Argue for me the value of human life when it comes to a fetus afflicted with anencephaly. Really. Please.
I will say that there is a time when I thought I could not raise a child afflicted with Down's Syndrome. And around that time, I saw people with Down's Syndrome leading not just happy lives, but productive and independent ones as well. I held my own daughter in my arms and realized how unimportant some things are, but until that moment, I couldn't have known that. That's personal, though - my choices may differ from another woman's, but all I'm arguing is my freedom to choose, and hers. Not whether she will or won't make the "right" choice in my opinion, but whether I have any right to even think of it in those terms. I don't.
I don't think we have to worry about Nazis here, though - because I would not extend any rights at all to any persons other than the mother. I would reserve to her even the decision to let the father have any influence or say in her decision. By NOT making the state's interests more compelling than hers, this approach may do more to safeguard us from the kind of societal prejudices you fear will come into play.
We wouldn't have to be having this debate if it were possible for anyone blessed with an unexpected pregnancy, no matter their state in life, carry the pregnancy to term. Our incredibly philanthropic government fails to emphasize this. Although there are medical benefits available for all underprivileged women and children, medical benefits are not nearly enough to raise a child. In fact, I feel strongly enough about this issue that my wife and I testified before Congress regarding such a bill (follow the links to the transcripts - we are the only couple who presented).

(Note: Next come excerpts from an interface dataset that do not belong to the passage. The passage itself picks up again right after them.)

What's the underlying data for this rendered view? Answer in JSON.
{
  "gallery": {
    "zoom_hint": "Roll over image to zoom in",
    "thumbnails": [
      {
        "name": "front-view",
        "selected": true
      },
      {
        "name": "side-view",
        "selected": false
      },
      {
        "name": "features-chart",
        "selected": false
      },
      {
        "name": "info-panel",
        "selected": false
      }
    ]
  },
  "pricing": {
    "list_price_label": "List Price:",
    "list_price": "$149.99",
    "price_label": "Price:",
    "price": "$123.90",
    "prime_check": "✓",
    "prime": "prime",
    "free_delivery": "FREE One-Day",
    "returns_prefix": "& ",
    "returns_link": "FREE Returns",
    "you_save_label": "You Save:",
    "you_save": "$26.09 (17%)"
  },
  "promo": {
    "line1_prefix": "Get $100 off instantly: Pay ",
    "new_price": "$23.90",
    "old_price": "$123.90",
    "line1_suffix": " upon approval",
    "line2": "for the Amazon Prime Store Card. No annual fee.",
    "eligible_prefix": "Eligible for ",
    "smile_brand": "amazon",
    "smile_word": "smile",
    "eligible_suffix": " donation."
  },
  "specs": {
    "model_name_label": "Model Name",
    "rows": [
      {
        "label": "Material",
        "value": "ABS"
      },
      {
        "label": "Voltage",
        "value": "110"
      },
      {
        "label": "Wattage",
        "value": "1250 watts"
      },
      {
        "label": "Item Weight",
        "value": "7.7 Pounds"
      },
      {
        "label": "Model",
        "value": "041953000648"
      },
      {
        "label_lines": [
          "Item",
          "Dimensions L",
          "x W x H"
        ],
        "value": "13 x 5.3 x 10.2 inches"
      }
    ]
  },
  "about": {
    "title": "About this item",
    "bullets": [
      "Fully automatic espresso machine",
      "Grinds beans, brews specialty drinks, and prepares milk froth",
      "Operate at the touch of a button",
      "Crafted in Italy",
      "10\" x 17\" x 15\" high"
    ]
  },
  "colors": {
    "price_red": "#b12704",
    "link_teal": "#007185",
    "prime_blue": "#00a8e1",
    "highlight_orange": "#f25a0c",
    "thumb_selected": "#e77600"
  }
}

No, you'd eliminate many abortions, I think, but you would not eradicate them all. For many women, nine months of pregnancy is too onerous. I hate to drag this into the debate, but no man can fully understand what a woman's body goes through during pregnancy. Some of us have a pretty easy time of it. There's a lot of wonder and joy in it. But when I say it's a little like having your body hijacked by aliens, I'm not really exaggerating. It has an effect on every system in your body. It even causes your brain to shrink (temporarily, guys, so stop snickering!). I mean, it's not just nine months of getting bigger around the middle and a little discomfort in giving birth. Some women just aren't up to dealing with it mentally, psychologically, or physically. Girls are hitting puberty earlier and earlier; it's no longer rare for children as young as eight or so to be "fertile." Would you really say that having good medical care eliminates any reason for a pregnant eight year old to have an abortion? Women are living longer and remaining able to bear children later in life. But not every fifty year old woman wants to start a family, just because - ooops, guess menopause hasn't fully kicked in yet! It's not just availability and affordability of care that's at issue, though that would help tremendously.
I don't know about you, but I'd rather not make this issue the main focus of my blog, and I think I've exhausted my arguments on it for the time being. Feel free to have the last word on the subject, if you're so inclined... for now. Maybe we can continue this discussion over coffee, one day. :)